Silver price declines as equity markets stabilize
iNVEZZ.com, Thursday, January 08: The price of silver has fallen so far in today’s trading session, extending yesterday’s losses. A rebound in global equity markets along with dollar strength have reduced demand for the precious metal.
Silver for immediate delivery had fallen 0.3 percent, or five cents, to $16.44 as of 06:26 GMT, and was trading 1.8 percent above its 50-day simple moving average of $16.16. On Monday, it touched $16.68, its highest level since 15 December as global equities fell on worries that Greece may leave the eurozone.
However, stock markets rallied yesterday on the back of a modest rebound in oil prices and the release of minutes from the Fed’s latest meeting on monetary policy. Gary Wagner, editor of The Gold Forecast, wrote in a note from yesterday: “The rise in oil helped stock prices, which had been worried about the steep, fast fall in energy”.
The price of silver for March delivery had shed seven cents, or 0.42 percent, to $16.47 as of 06:24 GMT. Scotiabank wrote in a report from yesterday that momentum indicators are modestly bullish: “Recent gains have pushed silver toward the upper end of its triangle pattern with resistance expected at $16.90 and support seen around $15.70.”
Minutes of the Federal Reserve’s 16-17 December FOMC meeting saw the central bank call for a patient stance on monetary policy, but did not dissuade analysts from expecting an interest rate hike by mid-2015. Reuters quoted Jim Dunigan, chief investment officer of PNC Wealth Management, as saying:
“(The Fed) will wait and see what the rest of the global picture looks like, particularly in coordination with some of the actions of the ECB. I still think it puts them in a mid-2015 time frame”.
Yesterday, the DXY dollar index, which pegs the greenback against six of its major peers, touched a fresh nine-year high of 92.265. The gauge stood at 92.181 as 06:20 GMT, up 0.32 percent intraday. A stronger dollar tends to have a negative influence on the price of silver, as it makes dollar-denominated precious metals more expensive when converted to other currencies.

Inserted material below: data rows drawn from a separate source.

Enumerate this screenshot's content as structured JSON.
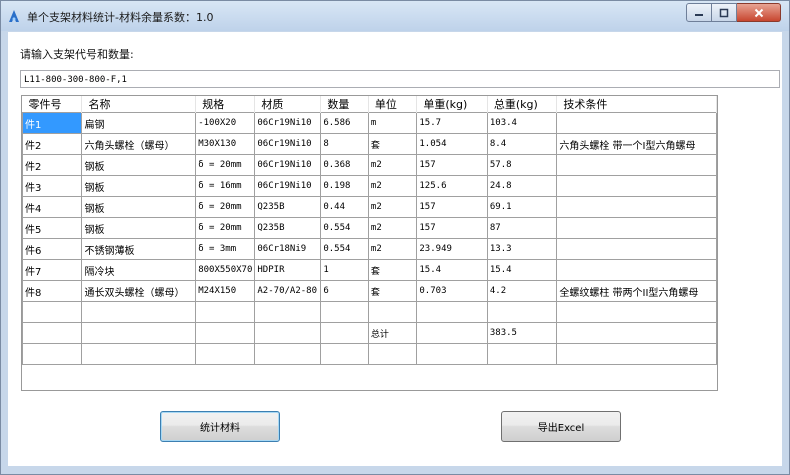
{
  "window": {
    "title": "单个支架材料统计-材料余量系数：1.0"
  },
  "form": {
    "prompt": "请输入支架代号和数量:",
    "input_value": "L11-800-300-800-F,1"
  },
  "table": {
    "columns": [
      "零件号",
      "名称",
      "规格",
      "材质",
      "数量",
      "单位",
      "单重(kg)",
      "总重(kg)",
      "技术条件"
    ],
    "rows": [
      [
        "件1",
        "扁钢",
        "-100X20",
        "06Cr19Ni10",
        "6.586",
        "m",
        "15.7",
        "103.4",
        ""
      ],
      [
        "件2",
        "六角头螺栓（螺母）",
        "M30X130",
        "06Cr19Ni10",
        "8",
        "套",
        "1.054",
        "8.4",
        "六角头螺栓 带一个I型六角螺母"
      ],
      [
        "件2",
        "钢板",
        "δ = 20mm",
        "06Cr19Ni10",
        "0.368",
        "m2",
        "157",
        "57.8",
        ""
      ],
      [
        "件3",
        "钢板",
        "δ = 16mm",
        "06Cr19Ni10",
        "0.198",
        "m2",
        "125.6",
        "24.8",
        ""
      ],
      [
        "件4",
        "钢板",
        "δ = 20mm",
        "Q235B",
        "0.44",
        "m2",
        "157",
        "69.1",
        ""
      ],
      [
        "件5",
        "钢板",
        "δ = 20mm",
        "Q235B",
        "0.554",
        "m2",
        "157",
        "87",
        ""
      ],
      [
        "件6",
        "不锈钢薄板",
        "δ = 3mm",
        "06Cr18Ni9",
        "0.554",
        "m2",
        "23.949",
        "13.3",
        ""
      ],
      [
        "件7",
        "隔冷块",
        "800X550X70",
        "HDPIR",
        "1",
        "套",
        "15.4",
        "15.4",
        ""
      ],
      [
        "件8",
        "通长双头螺栓（螺母）",
        "M24X150",
        "A2-70/A2-80",
        "6",
        "套",
        "0.703",
        "4.2",
        "全螺纹螺柱 带两个II型六角螺母"
      ],
      [
        "",
        "",
        "",
        "",
        "",
        "",
        "",
        "",
        ""
      ],
      [
        "",
        "",
        "",
        "",
        "",
        "总计",
        "",
        "383.5",
        ""
      ],
      [
        "",
        "",
        "",
        "",
        "",
        "",
        "",
        "",
        ""
      ]
    ]
  },
  "buttons": {
    "stats": "统计材料",
    "export": "导出Excel"
  },
  "colors": {
    "selection": "#3399ff"
  }
}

Based on the two most actively traded COMEX contracts, with a total volume of trade in gold and silver of 18,739 contracts as of 06:24 GMT today, the gold:silver ratio was at 73.40. The ratio was up 0.19 percent from yesterday’s 73.26 close.